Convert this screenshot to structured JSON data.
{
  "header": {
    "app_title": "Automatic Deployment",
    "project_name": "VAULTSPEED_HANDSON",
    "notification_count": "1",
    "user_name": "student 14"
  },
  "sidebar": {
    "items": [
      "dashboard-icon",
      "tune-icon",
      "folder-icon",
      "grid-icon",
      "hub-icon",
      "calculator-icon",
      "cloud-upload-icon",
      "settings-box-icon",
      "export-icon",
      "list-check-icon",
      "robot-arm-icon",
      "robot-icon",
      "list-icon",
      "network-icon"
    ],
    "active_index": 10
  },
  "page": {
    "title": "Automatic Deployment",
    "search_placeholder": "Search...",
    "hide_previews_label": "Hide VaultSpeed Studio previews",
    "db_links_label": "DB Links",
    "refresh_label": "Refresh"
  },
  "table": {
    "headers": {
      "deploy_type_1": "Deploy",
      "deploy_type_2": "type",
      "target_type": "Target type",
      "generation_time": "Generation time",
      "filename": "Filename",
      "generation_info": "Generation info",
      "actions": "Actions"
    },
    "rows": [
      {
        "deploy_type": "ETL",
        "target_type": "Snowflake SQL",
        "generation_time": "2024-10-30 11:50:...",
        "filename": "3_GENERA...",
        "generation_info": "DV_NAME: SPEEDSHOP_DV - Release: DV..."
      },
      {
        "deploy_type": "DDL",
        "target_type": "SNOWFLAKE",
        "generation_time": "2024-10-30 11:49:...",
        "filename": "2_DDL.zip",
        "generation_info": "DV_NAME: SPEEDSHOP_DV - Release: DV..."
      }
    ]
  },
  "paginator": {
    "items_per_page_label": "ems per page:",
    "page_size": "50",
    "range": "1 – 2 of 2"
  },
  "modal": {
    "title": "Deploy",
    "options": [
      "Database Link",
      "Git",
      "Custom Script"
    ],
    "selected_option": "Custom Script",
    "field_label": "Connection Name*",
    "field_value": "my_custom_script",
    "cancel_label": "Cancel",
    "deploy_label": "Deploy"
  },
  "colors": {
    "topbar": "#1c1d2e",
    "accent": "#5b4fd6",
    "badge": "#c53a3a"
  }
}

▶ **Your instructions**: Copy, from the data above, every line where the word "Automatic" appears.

▶ **Exercise answer**:
    "app_title": "Automatic Deployment",
    "title": "Automatic Deployment",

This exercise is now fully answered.